expected to stop producing within the next month.
Despite both tribal and federal emergency drought declarations, no money
has been forthcoming for aid in buying feed while ranchers nearing
destitution pay inflated prices for hay and other staples.
Thousands of head of livestock in the Navajos' $20 million ranching
industry are expected to die in coming months unless ranchers adhere to
admonitions of tribal officials and get rid of their herds.
Navajo cultural experts fear that the ongoing drought has the potential
to weaken, if not destroy, the tribe's world-famous rural traditions,
most notably expertise in rug weaving. Those traditions already are in
steep decline as younger generations move to cities for employment.
There is only one-tenth the number of sheep there was 75 years ago.
Alex DiNatale, a Navajo Nation hydrologist in Window Rock, calls it a
"It looks like another planet off the roads here," he said.
"Hundreds of head of livestock have already died, and that's going
to be thousands soon if people don't move quickly to get rid of their
And there's little help, if any, for ranchers coming from the tribe.
Gap/Bodaway officials said they received only $20,000 in emergency
funding last year, which was targeted for humans.
Thomas Tso, a range conservationist for the U.S. Department of
Agriculture, said the western part of the reservation has received
$280,000 during the past three years, but the money has been earmarked
for water catchment basins and fencing.
The situation is most desperate, DiNatale said, on the far western part
of the reservation in Arizona in the Bodaway/Gap and Cameron areas,
where locals say it hasn't rained since last fall.
The National Weather Service's only reporting station on the
reservation, 100 miles away at Canyon de Chelly, has reported just more
than one-third of an inch since Jan. 1, about 12 percent of normal. The
Navajo Reservation is the driest place in the state, according to the
National Drought Mitigation Center.
It is also extremely dry on the far eastern part of the reservation, in
New Mexico, where a tribal ranger went through a traumatic experience
earlier this month.
"There was nine head of cattle which were standing by a busy
roadway because they had spotted a little green," DiNatale said.
"But they were like the living dead, eyes rolled back in their
heads, ribs sticking out, not responsive to anything around them. So,
the ranger got his gun and shot and killed all of them."
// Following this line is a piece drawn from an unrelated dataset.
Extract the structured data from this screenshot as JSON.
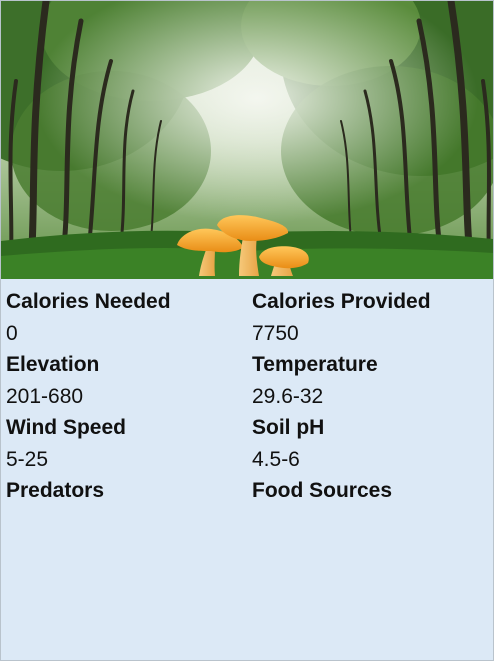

Michael and Laura Jensen of Gray Mountain definitely understand what
those cattle were going through.
They are living with Michael's 73-year-old grandmother, Jean Jensen, in
a hogan in a small valley at the foot of Gray Mountain in the
southwestern corner of the Cameron chapter, a local governing unit on
the reservation. They have been helping the widowed, elderly Jensen
through these most difficult times as she tries to maintain her herd of
The Jensens have taken in three calves during the past two weeks, all of
whose mothers succumbed to the drought.
The remains of one of the mother cows, visible on the family's daily
water and hay runs, serve as a reminder of their precarious predicament.
The cow, tongue implanted in the surface crust of the ground, died where
there was once a huge pond beneath large, hydroelectric transmission
On this day, the Jensens have bought three bales of hay for the sheep
herd and powdered milk for the calves, and filled two 55-gallon barrels
with water, then made the 7-mile trip back to their home west of U.S.
After the Jensens return home, the thirsty sheep surge forward to three
metal wash basins that have been filled with water, like humans mounting
a Third World city bus. Within 30 seconds, each of the wash basins has
been sucked dry.